The long-serving Conservative MP Sir Roger Gale, and Chairman of the All Party Parliamentary Group for Cyprus, also made a special reference to the need for President Erdogan to adopt a constructive approach to the Cyprus issue. He also reiterated his and his colleagues’ commitment to “stick with Cyprus for as long as it takes.”
Catherine West, a north London Labour MP and Shadow Foreign Minister, said that British parliamentarians will support the settlement process, with her personally pledging to do so for the benefit of the younger generations of Cypriots.
Conservative MP David Burrowes, said he “hopes, expects and prays” that we will not be in the same situation next year and that following the EU referendum in the UK he looks forward to a Cyprus referendum on a just settlement.
His fellow Conservative MP Sheryl Murray from Cornwall described how she realised how important is from UK politicians to support Cypriots and the Cypriot government when she saw for the first time last year the beach and the town of Famagusta cut off by barbwire.
Caroline Nokes, Conservative MP for Southampton, said that on the Cyprus issue there is cross party agreement and consensus, while Labour Kate Osamor MP, Shadow Secretary of State for International Development, added that Cyprus must never be forgotten.
Sir Alan Meale, a veteran of the Cyprus cause Labour MP, stressed that the UK has a great responsibility towards Cyprus, and that Cyprus is hugely important to the UK not least because of the military bases on the island and the 300,000-strong UK Cypriot community. He declared his optimism over the prospect of a just solution, saying that “it will come and things will move so fast that we will be wondering why it took so long.”
Sir Alan added that no settlement can be reached without a solution the issue of the missing persons in Cyprus. His words followed this year’s annual picket by the organisation of relatives of missing Cypriots who are based in the UK, outside the Parliament.
Sir David Amess MP, Conservative, said he is “very optimistic” about a settlement, pledging to keep working with his colleagues in Parliament to support the UN-led process.

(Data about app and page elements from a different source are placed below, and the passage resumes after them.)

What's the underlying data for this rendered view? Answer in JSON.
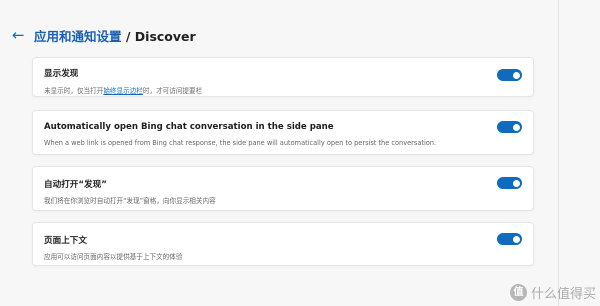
{
  "header": {
    "back_icon": "arrow-left-icon",
    "title_zh": "应用和通知设置",
    "title_sep": " / ",
    "title_en": "Discover"
  },
  "cards": [
    {
      "title": "显示发现",
      "desc_before": "未显示时，仅当打开",
      "desc_link": "始终显示边栏",
      "desc_after": "时，才可访问提要栏",
      "toggle_on": true
    },
    {
      "title": "Automatically open Bing chat conversation in the side pane",
      "desc": "When a web link is opened from Bing chat response, the side pane will automatically open to persist the conversation.",
      "toggle_on": true
    },
    {
      "title": "自动打开“发现”",
      "desc": "我们将在你浏览时自动打开“发现”窗格，向你显示相关内容",
      "toggle_on": true
    },
    {
      "title": "页面上下文",
      "desc": "应用可以访问页面内容以提供基于上下文的体验",
      "toggle_on": true
    }
  ],
  "watermark": {
    "badge": "值",
    "text": "什么值得买"
  },
  "colors": {
    "accent": "#0f6cbd",
    "background": "#f7f7f7",
    "card": "#ffffff"
  }
}
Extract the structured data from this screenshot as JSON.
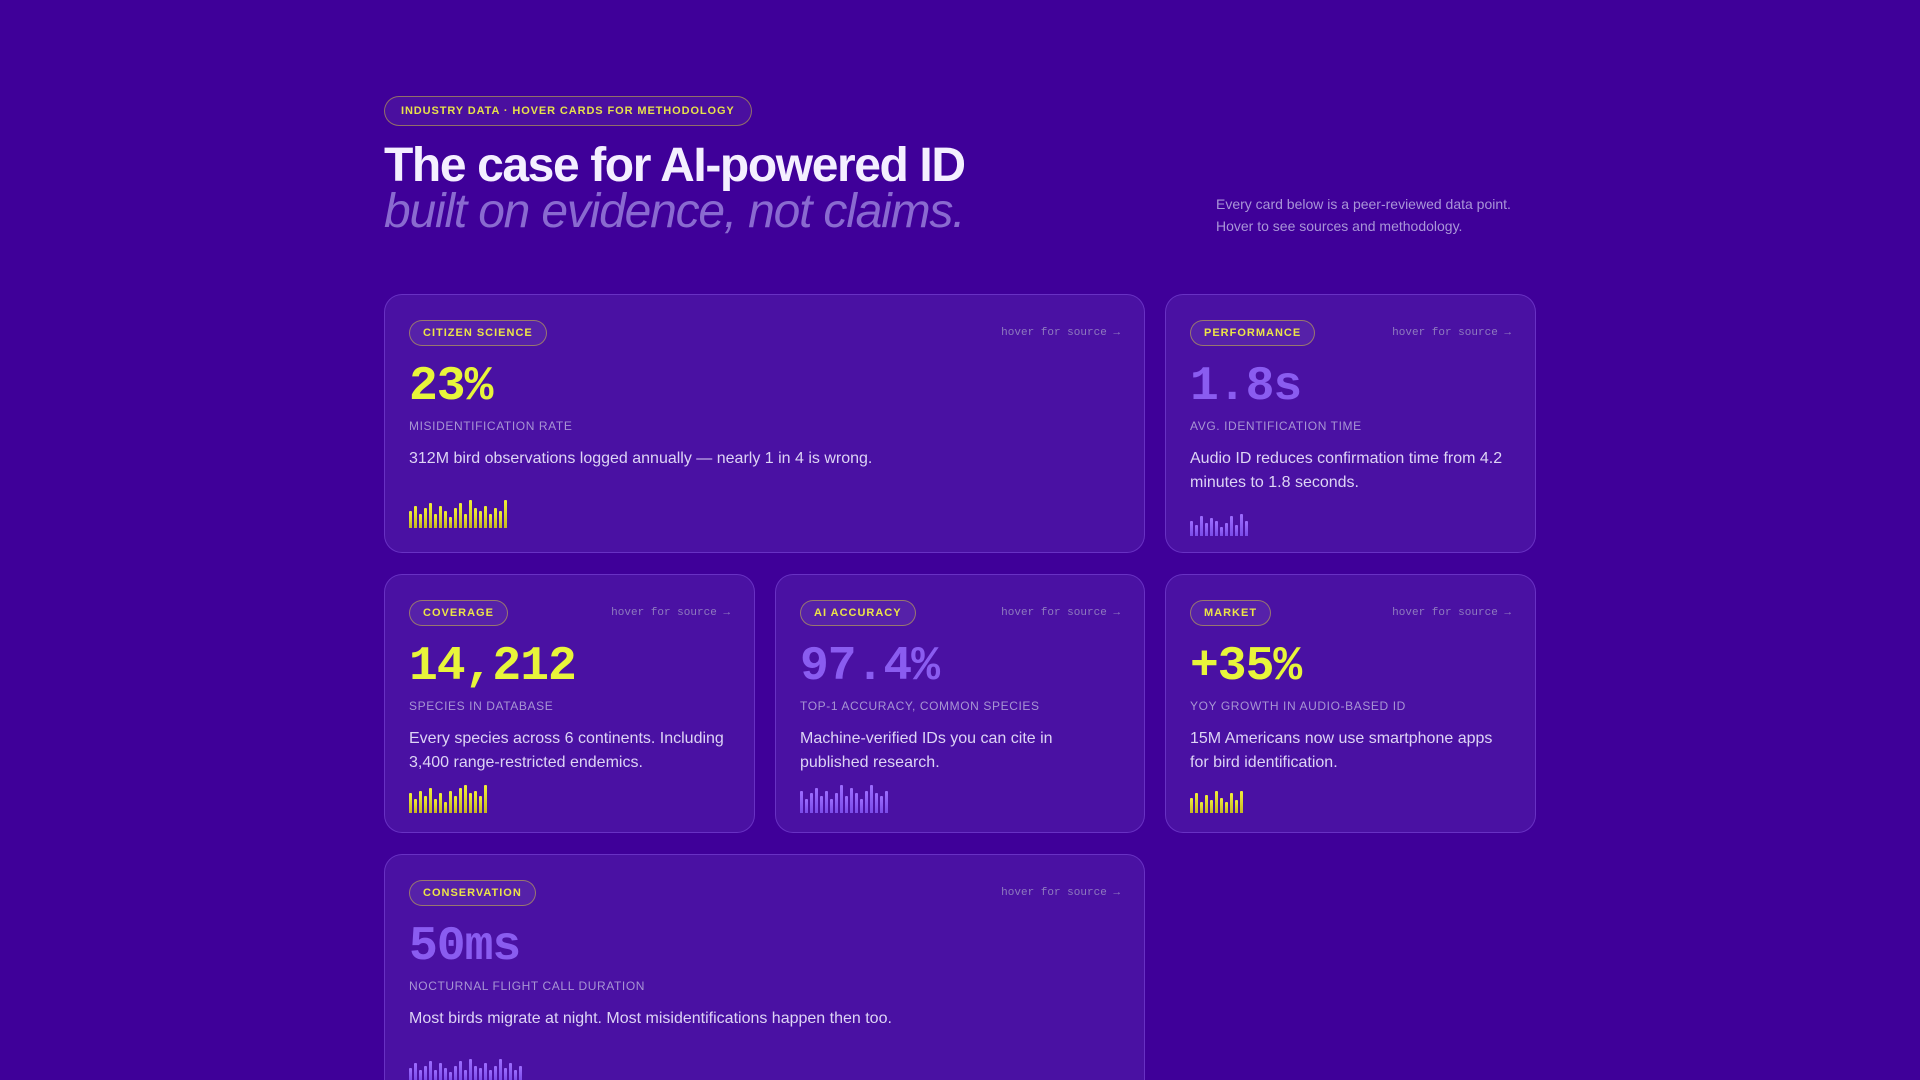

MPs Mike Freer, Mark Pritchard and Diana Johnson, as well as Lord Hylton also attended the event and expressed their support for a solution to the Cyprus issue. Rt Hon Theresa Villiers sent her apologies as she was unable to attend the event due to Ministerial responsibilities, however expressed her continued support for Cyprus.